I was days away from turning eight at the time of the Tiananmen Square massacre on June 3 - 4, 1989. Little did I know 11 years and one month later I would stand on the stones that were once bloodied from the conviction of students. Or that I would be employed in the city that the tanks originated from.
Charlie Cole, Stuart Franklin, Jeff Widener and Arthur Tsang Hin Wah all captured similar images of the anonymous tank man who became the symbol of dissent from the Chinese government at the time. Five floors up, with a 300 or 400 mm lens. In 2009, however, a fifth photographer came forward. Terril Jones. His version of the event was quite different as his point of view was captured at eye level. He shared in an email to the New York Times,
"Adrenaline and the drive to stay close to the action took me back to the street on June 5. I was in front of the Beijing Hotel and I could hear tanks revving up and making their way toward us from Tiananmen. I went closer to the street and looked down Changan Avenue over several rows of parked bicycles when another volley of shots rang out from where the tanks were, and people began ducking, shrieking, stumbling and running toward me. I lifted my camera and squeezed off a single shot before retreating back behind more trees and bushes where hundreds of onlookers were cowering. I didn’t know quite what I had taken other than tanks coming toward me, soldiers on them shooting in my direction, and people fleeing."

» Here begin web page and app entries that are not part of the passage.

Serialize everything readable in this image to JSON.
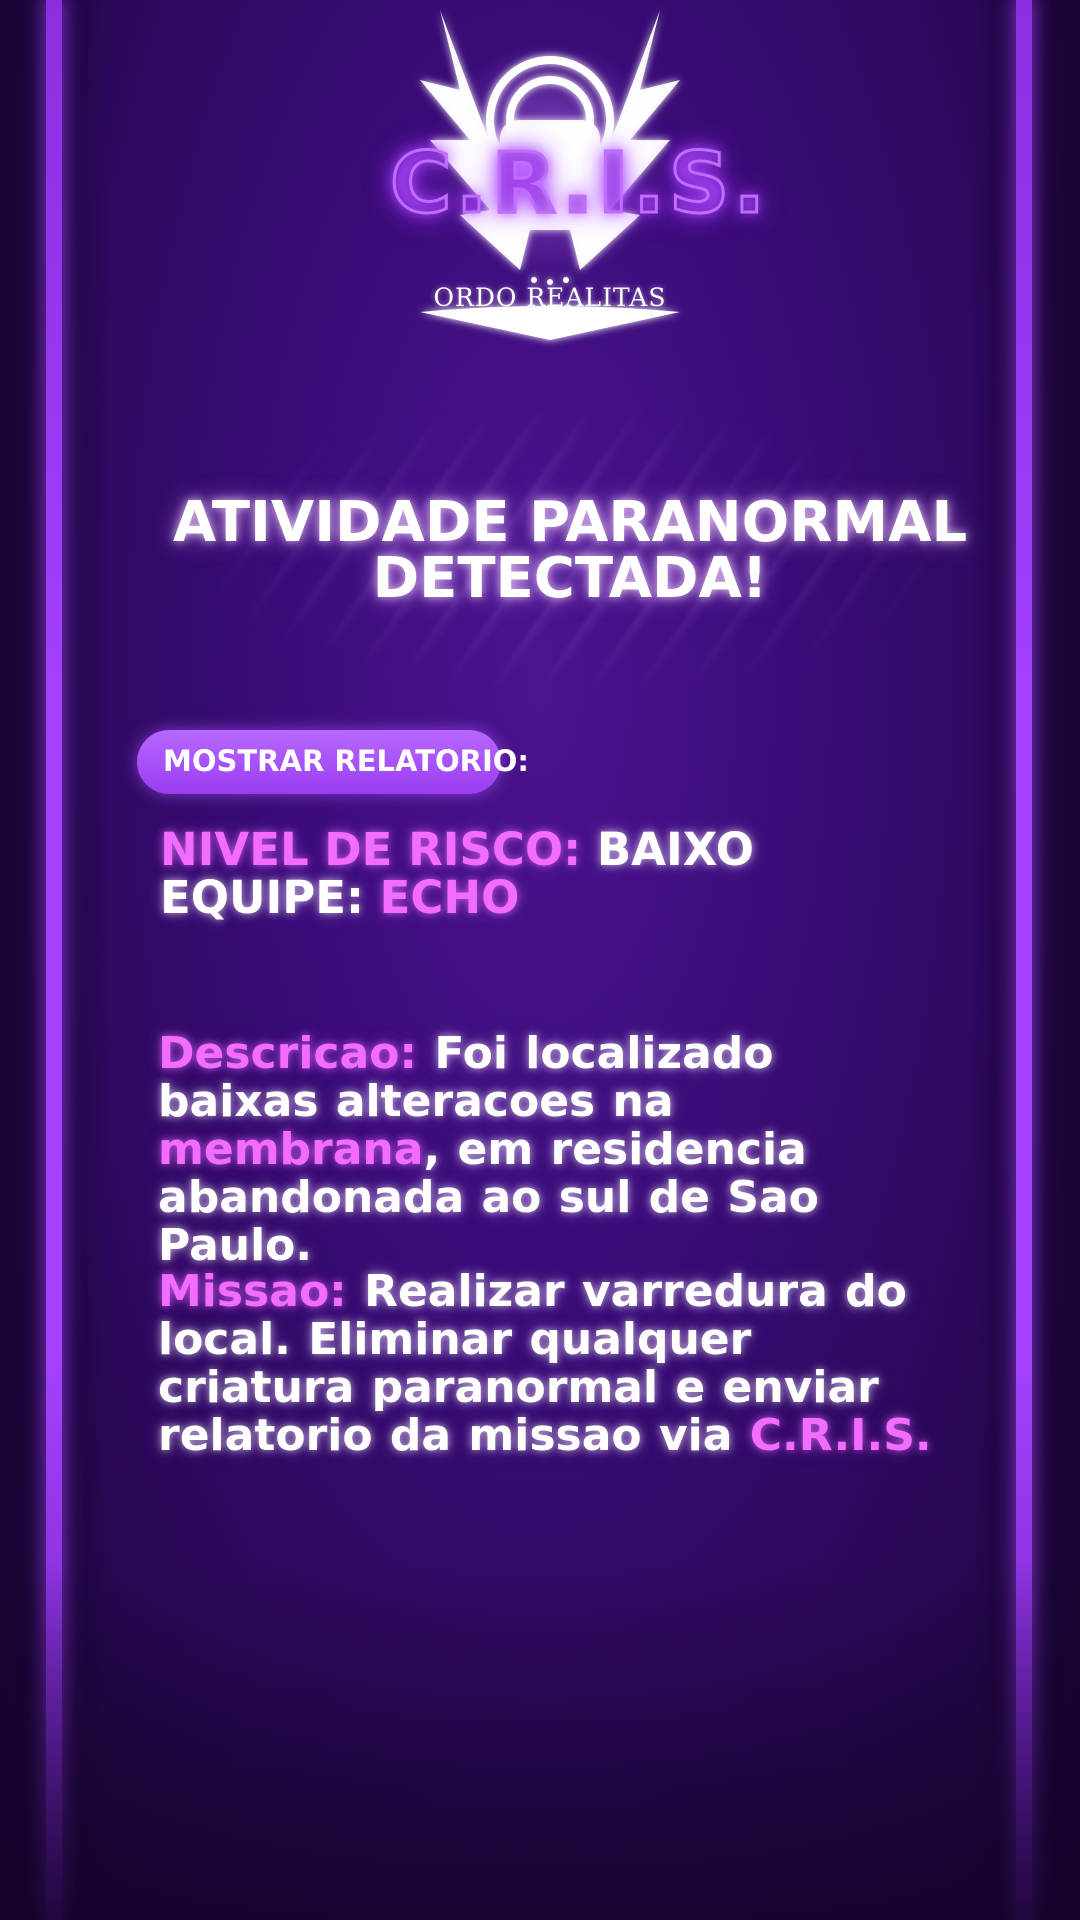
{
  "logo": {
    "acronym": "C.R.I.S.",
    "organization": "ORDO REALITAS"
  },
  "alert": {
    "line1": "ATIVIDADE PARANORMAL",
    "line2": "DETECTADA!"
  },
  "report_button": {
    "label": "MOSTRAR RELATORIO:"
  },
  "stats": {
    "risk_label": "NIVEL DE RISCO:",
    "risk_value": " BAIXO",
    "team_label": "EQUIPE:",
    "team_value": " ECHO"
  },
  "description": {
    "label": "Descricao:",
    "text_before": " Foi localizado baixas alteracoes na ",
    "highlight": "membrana",
    "text_after": ", em residencia abandonada ao sul de Sao Paulo."
  },
  "mission": {
    "label": "Missao:",
    "text": " Realizar varredura do local. Eliminar qualquer criatura paranormal e enviar relatorio da missao via ",
    "highlight": "C.R.I.S."
  },
  "colors": {
    "background": "#3a0c78",
    "rail": "#a542ff",
    "accent_pink": "#f26cff",
    "button": "#a84cf8",
    "text": "#ffffff"
  }
}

Interested in seeing more? Watch this raw CNN video from June 5, 1989, below: